Formed two years ago by six founding members with a mission to end racism on the Vineyard through cultural change and community inclusion, the Island diversity coalition has since grown to more than 140 members, including physicians, nurses, researchers, professors, tradesmen, clergy, town leaders, retirees, school administrators, students and police chiefs.

After the death of George Floyd at the hands of a Minneapolis police officer in May, all six Island police chiefs responded immediately with a statement, deploring the events that led to Mr. Floyd’s death and announcing the immediate pursuit of bias training for officers.

Edgartown police chief Bruce McNamee, who has been a leading spokesman for Island chiefs on the issue, praised the effort now under way between the diversity coalition and police departments.

He said police chiefs selected Hillard Heintze, a global company owned by Jensen Hughes that specializes in security risk management and assessment, to provide the training. Attorney Marcia Thompson and her team will lead the training, Chief McNamee said. Ms. Thompson previously served on a civil rights committee for the International Association of Chiefs of Police alongside Oak Bluffs police chief Erik Blake.

After the Island chiefs selected Hillard Heintze for the training, Chief McNamee brought the plan before the diversity coalition to solicit its support. “They heard the instruction, saw the curriculum and they supported our effort,” he said.

In a press release, Walter Collier, a social scientist and founding member of the diversity coalition, praised the choice of Hillard Heintze, which he said is known for its research and followup, among other things.

One of the key concepts of the training will focus on eliminating implicit or unconscious bias in law enforcement, which affects judgments, decisions and behaviors among officers.

And the effort won’t end with the training, according to Sandy Pimentel, another founding member of the diversity coalition. She said Mr. Collier and Maria Cheevers, director of research and development for the Boston police department, are developing an evaluation tool that to measure the effectiveness of the training.

Although the tool is still being developed, Ms. Pimentel said it will likely involve community feedback, and will not “just be getting data from the police. The coalition has been very clear that this is something that we need to vet,” she said.

Chief McNamee echoed the sentiment. “This isn’t a one-and-done effort. This is going to be a collaboration for a long time,” he said.
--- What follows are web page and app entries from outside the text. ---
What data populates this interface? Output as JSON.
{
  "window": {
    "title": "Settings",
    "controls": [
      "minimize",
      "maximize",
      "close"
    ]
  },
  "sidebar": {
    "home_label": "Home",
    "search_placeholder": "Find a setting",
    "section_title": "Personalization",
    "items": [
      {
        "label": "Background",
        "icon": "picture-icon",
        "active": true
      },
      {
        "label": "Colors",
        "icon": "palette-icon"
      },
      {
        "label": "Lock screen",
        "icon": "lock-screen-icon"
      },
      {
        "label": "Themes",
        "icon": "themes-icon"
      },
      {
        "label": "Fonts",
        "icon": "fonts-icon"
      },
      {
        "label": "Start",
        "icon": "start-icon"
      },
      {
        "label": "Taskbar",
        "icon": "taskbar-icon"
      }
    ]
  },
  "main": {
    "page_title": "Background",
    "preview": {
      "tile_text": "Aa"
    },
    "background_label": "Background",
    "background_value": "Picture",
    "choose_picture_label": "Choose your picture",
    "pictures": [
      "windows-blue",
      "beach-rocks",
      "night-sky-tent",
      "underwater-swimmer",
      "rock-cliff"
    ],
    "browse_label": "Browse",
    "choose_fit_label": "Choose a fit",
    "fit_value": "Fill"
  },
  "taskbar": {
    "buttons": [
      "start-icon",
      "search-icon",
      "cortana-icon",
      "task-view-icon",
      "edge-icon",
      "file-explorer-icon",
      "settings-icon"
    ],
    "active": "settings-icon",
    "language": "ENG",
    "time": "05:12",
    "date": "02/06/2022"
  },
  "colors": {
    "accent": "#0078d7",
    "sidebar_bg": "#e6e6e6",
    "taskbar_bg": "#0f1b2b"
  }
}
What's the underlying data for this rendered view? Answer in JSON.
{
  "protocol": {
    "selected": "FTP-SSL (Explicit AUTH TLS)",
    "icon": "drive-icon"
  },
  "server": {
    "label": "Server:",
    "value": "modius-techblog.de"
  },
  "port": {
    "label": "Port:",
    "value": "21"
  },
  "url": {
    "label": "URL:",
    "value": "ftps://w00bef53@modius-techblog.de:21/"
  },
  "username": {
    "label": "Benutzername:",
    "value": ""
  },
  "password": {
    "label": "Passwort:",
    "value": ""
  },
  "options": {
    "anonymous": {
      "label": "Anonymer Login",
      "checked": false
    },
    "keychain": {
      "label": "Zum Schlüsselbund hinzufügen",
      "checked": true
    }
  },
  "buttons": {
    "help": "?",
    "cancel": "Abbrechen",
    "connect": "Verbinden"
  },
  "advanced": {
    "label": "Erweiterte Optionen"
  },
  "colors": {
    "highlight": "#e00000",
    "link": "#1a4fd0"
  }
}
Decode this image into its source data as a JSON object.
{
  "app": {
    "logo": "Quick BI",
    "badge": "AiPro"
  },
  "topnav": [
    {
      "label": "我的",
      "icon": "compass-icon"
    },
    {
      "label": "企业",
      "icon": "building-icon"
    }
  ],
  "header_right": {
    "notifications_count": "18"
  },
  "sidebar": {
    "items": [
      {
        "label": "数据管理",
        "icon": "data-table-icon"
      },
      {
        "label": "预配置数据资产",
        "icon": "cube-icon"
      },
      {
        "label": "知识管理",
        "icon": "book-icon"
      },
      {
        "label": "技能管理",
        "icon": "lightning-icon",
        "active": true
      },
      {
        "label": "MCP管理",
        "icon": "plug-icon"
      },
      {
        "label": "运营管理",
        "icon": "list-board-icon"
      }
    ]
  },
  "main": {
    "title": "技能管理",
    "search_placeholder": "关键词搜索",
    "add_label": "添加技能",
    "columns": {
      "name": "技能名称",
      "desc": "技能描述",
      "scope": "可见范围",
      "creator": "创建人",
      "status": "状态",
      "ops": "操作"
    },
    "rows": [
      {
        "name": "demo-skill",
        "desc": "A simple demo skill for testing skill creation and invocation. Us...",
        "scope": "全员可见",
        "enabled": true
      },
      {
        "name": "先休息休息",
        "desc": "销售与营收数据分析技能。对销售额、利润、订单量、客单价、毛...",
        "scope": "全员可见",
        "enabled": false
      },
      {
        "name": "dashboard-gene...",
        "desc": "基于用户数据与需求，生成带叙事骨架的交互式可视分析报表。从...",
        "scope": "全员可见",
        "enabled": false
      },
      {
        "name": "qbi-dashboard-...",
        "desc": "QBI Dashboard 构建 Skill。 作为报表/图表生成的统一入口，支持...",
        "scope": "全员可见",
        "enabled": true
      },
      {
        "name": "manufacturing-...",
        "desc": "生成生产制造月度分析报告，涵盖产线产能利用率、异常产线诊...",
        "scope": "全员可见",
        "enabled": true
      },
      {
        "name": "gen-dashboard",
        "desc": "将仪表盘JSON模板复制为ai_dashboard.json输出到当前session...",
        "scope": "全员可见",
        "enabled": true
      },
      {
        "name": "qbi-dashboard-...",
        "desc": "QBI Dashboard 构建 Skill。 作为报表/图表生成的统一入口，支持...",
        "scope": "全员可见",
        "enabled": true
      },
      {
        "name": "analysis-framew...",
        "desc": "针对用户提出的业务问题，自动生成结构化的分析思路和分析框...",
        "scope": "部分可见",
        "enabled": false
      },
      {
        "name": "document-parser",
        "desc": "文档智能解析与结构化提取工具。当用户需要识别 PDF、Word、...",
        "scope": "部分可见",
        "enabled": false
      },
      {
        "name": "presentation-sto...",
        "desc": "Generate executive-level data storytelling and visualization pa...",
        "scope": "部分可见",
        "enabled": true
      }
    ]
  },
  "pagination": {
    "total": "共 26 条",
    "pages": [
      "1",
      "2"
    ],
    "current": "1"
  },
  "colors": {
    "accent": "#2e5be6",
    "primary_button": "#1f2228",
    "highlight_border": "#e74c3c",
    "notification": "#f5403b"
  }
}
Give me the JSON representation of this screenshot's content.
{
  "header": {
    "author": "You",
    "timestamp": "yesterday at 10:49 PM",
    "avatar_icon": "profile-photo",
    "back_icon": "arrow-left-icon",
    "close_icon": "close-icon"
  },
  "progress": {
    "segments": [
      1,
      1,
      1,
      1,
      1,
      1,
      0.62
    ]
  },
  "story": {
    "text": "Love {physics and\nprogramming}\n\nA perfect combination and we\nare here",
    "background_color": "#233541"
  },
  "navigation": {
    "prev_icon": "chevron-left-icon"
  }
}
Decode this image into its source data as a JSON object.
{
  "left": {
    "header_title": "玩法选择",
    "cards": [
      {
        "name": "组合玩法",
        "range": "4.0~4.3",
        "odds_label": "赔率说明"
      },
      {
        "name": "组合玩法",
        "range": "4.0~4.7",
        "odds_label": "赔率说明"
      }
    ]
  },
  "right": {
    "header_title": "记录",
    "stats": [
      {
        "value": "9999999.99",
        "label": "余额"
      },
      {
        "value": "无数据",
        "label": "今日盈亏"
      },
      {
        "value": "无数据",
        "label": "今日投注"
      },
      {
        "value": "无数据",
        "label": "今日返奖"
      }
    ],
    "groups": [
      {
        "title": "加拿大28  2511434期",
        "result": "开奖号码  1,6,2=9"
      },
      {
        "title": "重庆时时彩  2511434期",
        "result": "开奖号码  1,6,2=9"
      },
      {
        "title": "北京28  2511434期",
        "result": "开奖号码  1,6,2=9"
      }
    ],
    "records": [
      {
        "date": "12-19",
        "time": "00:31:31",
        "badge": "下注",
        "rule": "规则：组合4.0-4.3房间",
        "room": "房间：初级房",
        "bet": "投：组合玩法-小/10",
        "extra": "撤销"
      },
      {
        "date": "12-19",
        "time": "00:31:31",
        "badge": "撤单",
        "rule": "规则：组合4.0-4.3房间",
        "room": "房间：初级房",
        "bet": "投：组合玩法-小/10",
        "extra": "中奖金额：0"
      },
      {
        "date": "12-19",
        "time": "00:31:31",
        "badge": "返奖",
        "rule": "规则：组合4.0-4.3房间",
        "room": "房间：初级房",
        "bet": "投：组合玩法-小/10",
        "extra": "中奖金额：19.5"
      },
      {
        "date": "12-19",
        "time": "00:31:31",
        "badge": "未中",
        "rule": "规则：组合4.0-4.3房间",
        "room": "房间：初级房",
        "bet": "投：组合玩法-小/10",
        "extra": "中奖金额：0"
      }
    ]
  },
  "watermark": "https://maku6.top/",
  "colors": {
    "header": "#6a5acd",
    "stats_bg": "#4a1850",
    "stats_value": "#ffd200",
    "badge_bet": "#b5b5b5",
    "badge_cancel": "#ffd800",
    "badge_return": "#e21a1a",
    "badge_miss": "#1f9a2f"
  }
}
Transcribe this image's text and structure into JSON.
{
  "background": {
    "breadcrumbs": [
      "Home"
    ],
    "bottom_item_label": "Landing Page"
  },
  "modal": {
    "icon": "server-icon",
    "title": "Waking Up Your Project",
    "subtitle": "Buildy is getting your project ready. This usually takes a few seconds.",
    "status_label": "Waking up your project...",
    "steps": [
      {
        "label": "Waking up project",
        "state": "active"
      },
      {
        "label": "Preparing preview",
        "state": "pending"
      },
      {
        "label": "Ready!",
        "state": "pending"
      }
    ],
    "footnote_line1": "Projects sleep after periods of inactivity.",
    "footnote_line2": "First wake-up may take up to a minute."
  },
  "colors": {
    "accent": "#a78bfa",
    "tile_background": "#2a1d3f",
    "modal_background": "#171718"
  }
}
The coalition was originally seeking about $25,000 to cover the overall cost of the training sessions and accommodations for the instructors. With the grant from the Permanent Endowment and additional private donations, Chief McNamee said the fundraising goal has been met, and the training will be available for some 70 Island police officers and participating community representatives.